Bad suspension affects your tires by causing cupping wear tire. When the tire rotates, it cannot remain grounded consistently due to bouncing. A cupped tire has bald spots occurring at the center treads. This happens due to uneven friction distribution when negotiating corners or driving up slopes.
Improper tire balancing also causes cupping due to uneven weight distribution. If this happens, you need to get a replacement then take your car for alignment and tire balancing. Avoid overloading your car because exceeding the maximum weight capacity strains your suspension.
7. Flat spot wear
This is similar to over inflation because it affects the center treads. It takes time to develop because it occurs due to a dangerous driving habit. Do you frequently hit the brakes when driving at high speeds? Then your tires most likely have flat spot wears.
The center part of your tire has the greatest contact with the road. Halting your car at high speeds puts a lot of strain on your center treads and this causes a faster rate of tire wear. If you’re not a professional race driver, avoid doing doughnuts on the road because you’ll end up buying a new set of tires.
8. Sidewall wear
A sidewall wear can occur on more than one tire. Most first-time car owners deal with this problem due to driving inexperience. While it doesn’t pose any immediate threat to your life, a sidewall wear can contribute to cracking.
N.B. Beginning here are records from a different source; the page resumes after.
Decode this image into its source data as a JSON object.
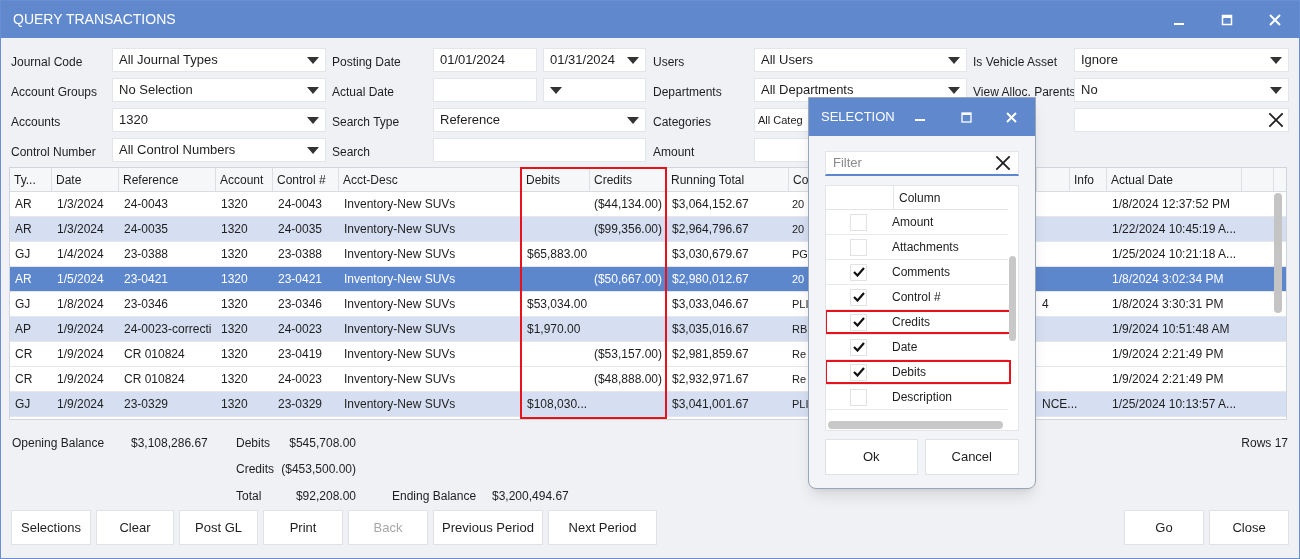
{
  "window": {
    "title": "QUERY TRANSACTIONS"
  },
  "filters": [
    [
      {
        "label": "Journal Code",
        "kind": "select",
        "value": "All Journal Types",
        "caret": true
      },
      {
        "label": "Posting Date",
        "kind": "date_range",
        "from": "01/01/2024",
        "to": "01/31/2024"
      },
      {
        "label": "Users",
        "kind": "select",
        "value": "All Users",
        "caret": true
      },
      {
        "label": "Is Vehicle Asset",
        "kind": "select",
        "value": "Ignore",
        "caret": true
      }
    ],
    [
      {
        "label": "Account Groups",
        "kind": "select",
        "value": "No Selection",
        "caret": true
      },
      {
        "label": "Actual Date",
        "kind": "date_range"
      },
      {
        "label": "Departments",
        "kind": "select",
        "value": "All Departments",
        "caret": true
      },
      {
        "label": "View Alloc. Parents",
        "kind": "select",
        "value": "No",
        "caret": true
      }
    ],
    [
      {
        "label": "Accounts",
        "kind": "select",
        "value": "1320",
        "caret": true
      },
      {
        "label": "Search Type",
        "kind": "select",
        "value": "Reference",
        "caret": true
      },
      {
        "label": "Categories",
        "kind": "select",
        "value": "All Categ",
        "caret": false
      },
      {
        "kind": "clearable"
      }
    ],
    [
      {
        "label": "Control Number",
        "kind": "select",
        "value": "All Control Numbers",
        "caret": true
      },
      {
        "label": "Search",
        "kind": "text"
      },
      {
        "label": "Amount",
        "kind": "text"
      }
    ]
  ],
  "table": {
    "columns": [
      {
        "label": "Ty...",
        "highlighted": false
      },
      {
        "label": "Date",
        "highlighted": false
      },
      {
        "label": "Reference",
        "highlighted": false
      },
      {
        "label": "Account",
        "highlighted": false
      },
      {
        "label": "Control #",
        "highlighted": false
      },
      {
        "label": "Acct-Desc",
        "highlighted": false
      },
      {
        "label": "Debits",
        "highlighted": true
      },
      {
        "label": "Credits",
        "highlighted": true
      },
      {
        "label": "Running Total",
        "highlighted": false
      },
      {
        "label": "Co",
        "highlighted": false
      },
      {
        "highlighted": false
      },
      {
        "label": "Info",
        "highlighted": false
      },
      {
        "label": "Actual Date",
        "highlighted": false
      },
      {
        "highlighted": false
      }
    ],
    "rows": [
      {
        "selected": false,
        "striped": false,
        "cells": [
          "AR",
          "1/3/2024",
          "24-0043",
          "1320",
          "24-0043",
          "Inventory-New SUVs",
          "",
          "($44,134.00)",
          "$3,064,152.67",
          "20",
          "",
          "",
          "1/8/2024 12:37:52 PM",
          ""
        ]
      },
      {
        "selected": false,
        "striped": true,
        "cells": [
          "AR",
          "1/3/2024",
          "24-0035",
          "1320",
          "24-0035",
          "Inventory-New SUVs",
          "",
          "($99,356.00)",
          "$2,964,796.67",
          "20",
          "",
          "",
          "1/22/2024 10:45:19 A...",
          ""
        ]
      },
      {
        "selected": false,
        "striped": false,
        "cells": [
          "GJ",
          "1/4/2024",
          "23-0388",
          "1320",
          "23-0388",
          "Inventory-New SUVs",
          "$65,883.00",
          "",
          "$3,030,679.67",
          "PG",
          "",
          "",
          "1/25/2024 10:21:18 A...",
          ""
        ]
      },
      {
        "selected": true,
        "striped": false,
        "cells": [
          "AR",
          "1/5/2024",
          "23-0421",
          "1320",
          "23-0421",
          "Inventory-New SUVs",
          "",
          "($50,667.00)",
          "$2,980,012.67",
          "20",
          "",
          "",
          "1/8/2024 3:02:34 PM",
          ""
        ]
      },
      {
        "selected": false,
        "striped": false,
        "cells": [
          "GJ",
          "1/8/2024",
          "23-0346",
          "1320",
          "23-0346",
          "Inventory-New SUVs",
          "$53,034.00",
          "",
          "$3,033,046.67",
          "PLI",
          "4",
          "",
          "1/8/2024 3:30:31 PM",
          ""
        ]
      },
      {
        "selected": false,
        "striped": true,
        "cells": [
          "AP",
          "1/9/2024",
          "24-0023-correcti",
          "1320",
          "24-0023",
          "Inventory-New SUVs",
          "$1,970.00",
          "",
          "$3,035,016.67",
          "RB",
          "",
          "",
          "1/9/2024 10:51:48 AM",
          ""
        ]
      },
      {
        "selected": false,
        "striped": false,
        "cells": [
          "CR",
          "1/9/2024",
          "CR 010824",
          "1320",
          "23-0419",
          "Inventory-New SUVs",
          "",
          "($53,157.00)",
          "$2,981,859.67",
          "Re",
          "",
          "",
          "1/9/2024 2:21:49 PM",
          ""
        ]
      },
      {
        "selected": false,
        "striped": false,
        "cells": [
          "CR",
          "1/9/2024",
          "CR 010824",
          "1320",
          "24-0023",
          "Inventory-New SUVs",
          "",
          "($48,888.00)",
          "$2,932,971.67",
          "Re",
          "",
          "",
          "1/9/2024 2:21:49 PM",
          ""
        ]
      },
      {
        "selected": false,
        "striped": true,
        "cells": [
          "GJ",
          "1/9/2024",
          "23-0329",
          "1320",
          "23-0329",
          "Inventory-New SUVs",
          "$108,030...",
          "",
          "$3,041,001.67",
          "PLI",
          "NCE...",
          "",
          "1/25/2024 10:13:57 A...",
          ""
        ]
      }
    ]
  },
  "summary": {
    "opening_balance_label": "Opening Balance",
    "opening_balance": "$3,108,286.67",
    "debits_label": "Debits",
    "debits": "$545,708.00",
    "credits_label": "Credits",
    "credits": "($453,500.00)",
    "total_label": "Total",
    "total": "$92,208.00",
    "ending_balance_label": "Ending Balance",
    "ending_balance": "$3,200,494.67",
    "rows": "Rows 17"
  },
  "buttons": [
    {
      "label": "Selections",
      "disabled": false
    },
    {
      "label": "Clear",
      "disabled": false
    },
    {
      "label": "Post GL",
      "disabled": false
    },
    {
      "label": "Print",
      "disabled": false
    },
    {
      "label": "Back",
      "disabled": true
    },
    {
      "label": "Previous Period",
      "disabled": false
    },
    {
      "label": "Next Period",
      "disabled": false
    }
  ],
  "right_buttons": [
    {
      "label": "Go",
      "disabled": false
    },
    {
      "label": "Close",
      "disabled": false
    }
  ],
  "dialog": {
    "title": "SELECTION",
    "filter_placeholder": "Filter",
    "column_header": "Column",
    "items": [
      {
        "label": "Amount",
        "checked": false,
        "highlighted": false
      },
      {
        "label": "Attachments",
        "checked": false,
        "highlighted": false
      },
      {
        "label": "Comments",
        "checked": true,
        "highlighted": false
      },
      {
        "label": "Control #",
        "checked": true,
        "highlighted": false
      },
      {
        "label": "Credits",
        "checked": true,
        "highlighted": true
      },
      {
        "label": "Date",
        "checked": true,
        "highlighted": false
      },
      {
        "label": "Debits",
        "checked": true,
        "highlighted": true
      },
      {
        "label": "Description",
        "checked": false,
        "highlighted": false
      }
    ],
    "buttons": [
      "Ok",
      "Cancel"
    ]
  }
}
You’ll notice that the sidewall’s treads are flat and surrounded by several scratch marks. This happens when an inexperienced driver attempts to park between a car and a wall. Parking your car right next to a curb also causes sidewall wear.
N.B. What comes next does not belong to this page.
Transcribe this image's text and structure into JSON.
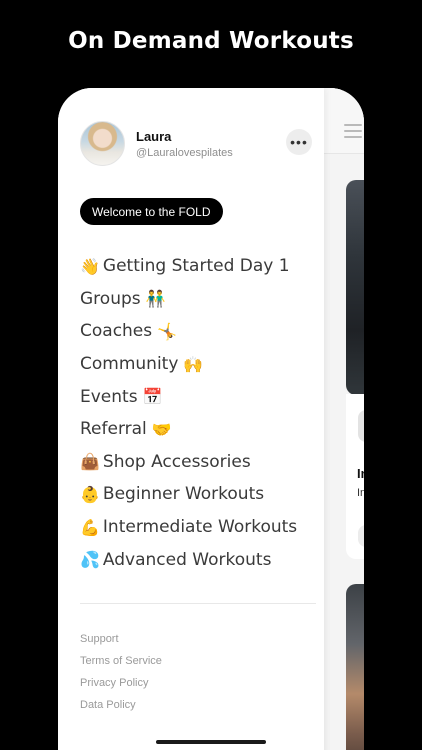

2. How to inspect a car tire
1. The penny test
Take a penny and insert it upside down at the center treads. Why? because this part has the greatest contact with the road while driving. If the treads cover at least half of the late president’s face, then you have good tires. Make sure your tires are clean to avoid false observations.
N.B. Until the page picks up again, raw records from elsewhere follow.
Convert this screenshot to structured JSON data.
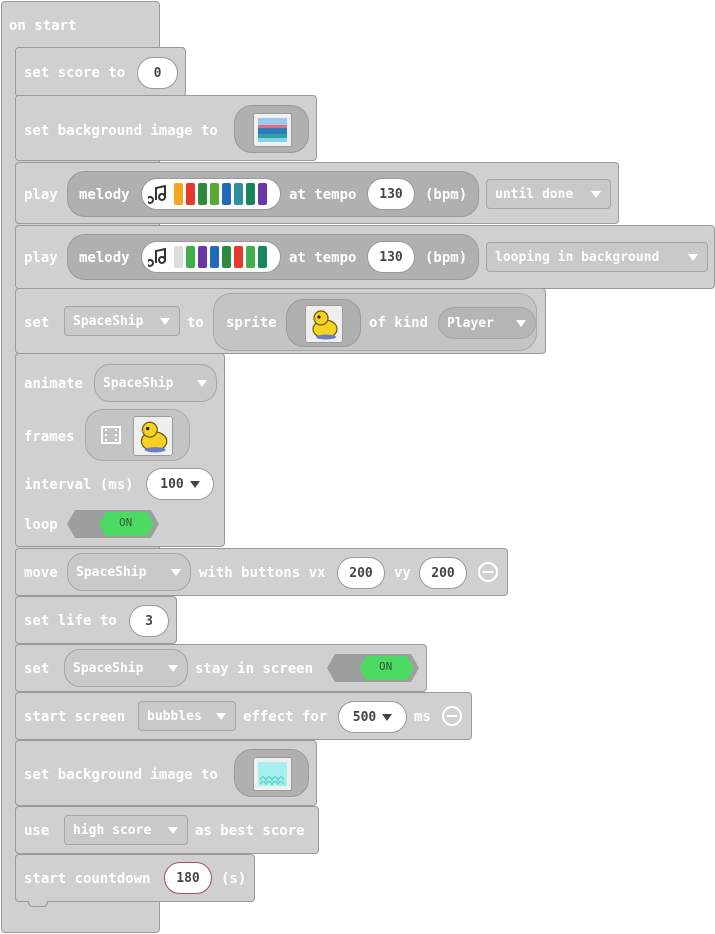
{
  "event": {
    "label": "on start"
  },
  "set_score": {
    "label": "set score to",
    "value": "0"
  },
  "set_bg1": {
    "label": "set background image to",
    "image": "ocean-background-thumbnail"
  },
  "play1": {
    "play": "play",
    "melody": "melody",
    "at_tempo": "at tempo",
    "tempo": "130",
    "bpm": "(bpm)",
    "mode": "until done",
    "notes": [
      "#f5a623",
      "#e8392e",
      "#2e8b3d",
      "#5aa832",
      "#1f6bb8",
      "#2f8f9e",
      "#18865a",
      "#6a36a8"
    ]
  },
  "play2": {
    "play": "play",
    "melody": "melody",
    "at_tempo": "at tempo",
    "tempo": "130",
    "bpm": "(bpm)",
    "mode": "looping in background",
    "notes": [
      "#dddddd",
      "#3fae4b",
      "#6a36a8",
      "#1f6bb8",
      "#2e8b3d",
      "#e8392e",
      "#3fae4b",
      "#18865a"
    ]
  },
  "set_sprite": {
    "set": "set",
    "variable": "SpaceShip",
    "to": "to",
    "sprite": "sprite",
    "of_kind": "of kind",
    "kind": "Player",
    "image": "duck-sprite"
  },
  "animate": {
    "label": "animate",
    "variable": "SpaceShip",
    "frames_label": "frames",
    "interval_label": "interval (ms)",
    "interval": "100",
    "loop_label": "loop",
    "loop_state": "ON"
  },
  "move": {
    "label": "move",
    "variable": "SpaceShip",
    "with_buttons": "with buttons vx",
    "vx": "200",
    "vy_label": "vy",
    "vy": "200"
  },
  "set_life": {
    "label": "set life to",
    "value": "3"
  },
  "stay": {
    "set": "set",
    "variable": "SpaceShip",
    "label": "stay in screen",
    "state": "ON"
  },
  "effect": {
    "label": "start screen",
    "effect": "bubbles",
    "effect_for": "effect for",
    "duration": "500",
    "ms": "ms"
  },
  "set_bg2": {
    "label": "set background image to",
    "image": "cyan-background-thumbnail"
  },
  "best": {
    "use": "use",
    "variable": "high score",
    "as_best": "as best score"
  },
  "countdown": {
    "label": "start countdown",
    "value": "180",
    "unit": "(s)"
  },
  "icons": {
    "note": "music-note-icon",
    "film": "film-strip-icon",
    "caret": "caret-down-icon",
    "remove": "minus-circle-icon"
  }
}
If the coin lands on a grain of sand, the treads will cover a smaller portion of the coin and may mislead you to purchase new tires.
2. Use the tread wear bars
What is a tread wear bar? It’s a small vertical strip of rubber between tire treads. A motorist determines whether he or she needs new tires by rubbing their fingers on the bar and nearby treads. You need a well-lit area to do this inspection.
First, spot the tread bar and run your fingers above it. A good tire has treads that are taller than the bar. However, if your treads are on the same level as the tread wear bar, you need new tires immediately.
3. Use a tire tread gauge
A tire tread gauge is a big improvement to the penny test. It gives you a more accurate reading because you calculate tread depth in millimeters. Plus, some tire tread gauges contain a chart showing you various types of tire treads.
How does it look like? It’s the same size as an ATM card so that a driver can carry it at all times. You’ll notice different colored gauges with varying heights. A color code printed on it helps you determine the state of your tire treads.
4. Roll the tire
This method is simple yet it helps drivers detect any cupping or tread wear caused by bad wheel alignment. You don’t need any special skills or tools for this exercise. Just make sure your tire is clean and dry.
How does it work? Remove your tire from the car then look for a path that’s flat and has no pedestrians. Place your tire in an upright position then give it a slight push to get it moving. Pay attention to how the tire rotates and how it accumulates dirt. If the tire bounces when moving, that’s a sign of cupping.
3. Check your tires frequently
If you’ve just bought a new set of car tires, you should check the treads after every three months. Doing this helps you to know whether the new tires are still in good alignment with your vehicle. It also enables you to determine whether the new tires need another round of balancing.
Smart car owners practice responsible driving habits to avoid unnecessary tread wears. In addition to preserving your tires, you avoid ruining your suspension. After reading this article, you now know that a bad suspension causes cupping and feathered tire wears.
Finally, make sure you have good steering control before purchasing car tires. Feel free to bookmark this article because you’ll refer to it when dealing with another tire tread problem.